How to build a shed base

The best houses are built on strong foundations – and that goes for sheds as well! This is my guide on how to build a shed base…

Why do you need a shed base?

It’s obvious really, but I’ll say it anyway. Get your base level and strong and your shed will be a happy one. Simply plonk your beautiful new shed on uneven, soft soil and guess what? When you try and put it up the drilled holes won’t match, the doors will never hang correctly and chances are the roof panels will be separated by a gap and will leak. Did I mention the whole thing will tilt and possibly crack any glass (if it fits in the first place that is) There – I think the message is clear.


But before anything is laid think carefully about the location of the shed. You will need to get around the structure for maintenance purposes. Avoid slamming a shed directly up against a fence or wall. Good air circulation will add years to the lifespan of a shed. Chances are you won’t need planning permission for your shed (as they are classed as temporary structures) but play safe and call your local council before doing any work.

Quick check

Quickly check the soil where your shed is going. Try and push in a decent sized fence post or wooden spike. If you can then you need to consolidate the soil and add some hard-core before putting tour choice of base down. If you can’t push the post or spike in then the ground is already compacted 9 and this is good! You can start sorting your base on top of that.


Damp proof membrane is the stuff builder’s use on top of a course of brickwork to stop water from creeping up a wall. You can use it to stop water making its way up into your shed. Lay a sheet of DPM (damp proof membrane down before you set to with your concreting or slabbing skills. Remember to lay the membrane up the sides of any slabs or concrete pad (it’s only a few inches all the way round but it will prevent water causing any trouble)

The different types of shed base:


A soil layer of well-laid slabs is a great base for most sheds. Choose smooth faced slabs, as thick as you can lift and lay on a dry mix of sand and cement. Use a rubber mallet to tap down into place and allow to set hard. Moisture from the soil will move into the sand / cement mix, setting it hard within a day. Lovely! Keep the spirit level in action at all times to ensure nothing slips when your back is turned (and keep everyone from walking on the slabs until they are set hard) And don’t skimp on your measurements. Allow more base than the advertised size of shed. It will look better with a clear area of slab and accounts for any small deviation in the natural material most sheds are made from. Make sure you point the slabs (add mortar to the gaps between the slabs) to prevent any weed growth. Job done.
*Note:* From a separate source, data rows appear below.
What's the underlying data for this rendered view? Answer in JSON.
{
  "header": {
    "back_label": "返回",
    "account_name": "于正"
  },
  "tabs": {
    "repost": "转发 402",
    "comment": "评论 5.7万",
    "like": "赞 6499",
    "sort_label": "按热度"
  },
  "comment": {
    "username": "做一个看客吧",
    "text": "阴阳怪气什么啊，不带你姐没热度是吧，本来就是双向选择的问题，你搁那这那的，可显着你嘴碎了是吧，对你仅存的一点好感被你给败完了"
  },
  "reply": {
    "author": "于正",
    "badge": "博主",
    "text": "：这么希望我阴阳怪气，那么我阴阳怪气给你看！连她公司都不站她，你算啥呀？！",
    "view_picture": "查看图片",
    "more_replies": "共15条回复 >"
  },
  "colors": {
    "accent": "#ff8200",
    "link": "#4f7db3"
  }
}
It may take more time than other bases but laying a pad of concrete for your shed to sit on is both satisfying and highly effective. Same rules apply really – ‘levels’ being the key. You need to create a frame to pour the concrete into – lengths of wide timber do the trick. Support these timbers, nailed or screwed to create the frame the corners, with supports on the outside edges of the frame. The poured concrete will try and force the frame apart. Mix the concrete and pour into the frame. Tamp down to remove any air pockets and then level out using a long piece of sturdy timber. Allow to set for two days before attempting to walk on it. And do wear old clothing as it is messy – but the base will look great when finished.


Perhaps the easiest way to create a base is to use bearers. Remove all vegetation and loose soil from the area where the bearers will be placed. Spread out (and level of course!) either ballast or gravel and use a rubber mallet to hammer the bearers into place. The bearers can be made from concrete or pressure treated wood – after all, they are in direct contact with the soil (gravel etc) and will rot if not the correct material. The bearers need to be paid perpendicular to the bearers that will arrive attached to the floor of your shed. The spacing between the bearers you lay is important. Space them too far apart and the floor is in danger of bowing when you walk on it. Too many bearers is a waste of cash. For example, an 8′ x 6 ‘ shed will need five evenly spaced bearers (each 6 feet long)

Top quick tips:

  • Level everything – use that spirit level at all times. Assume nothing and do not rely on ‘doing it by eye’.
  • Firm foundations are essential for the longevity of the base and shed – you will only lay that base once so make it a good one!
  • Damp proof membrane will help protect wood from the ingress of water
  • Wherever wood is in direct contact with the soil or gravel, ensure it is pressure treated for the longest guarantee against rot.

For a visual guide on how to build a wooden shed base, check out our video below:

View our range of shed bases here and check out some more handy tips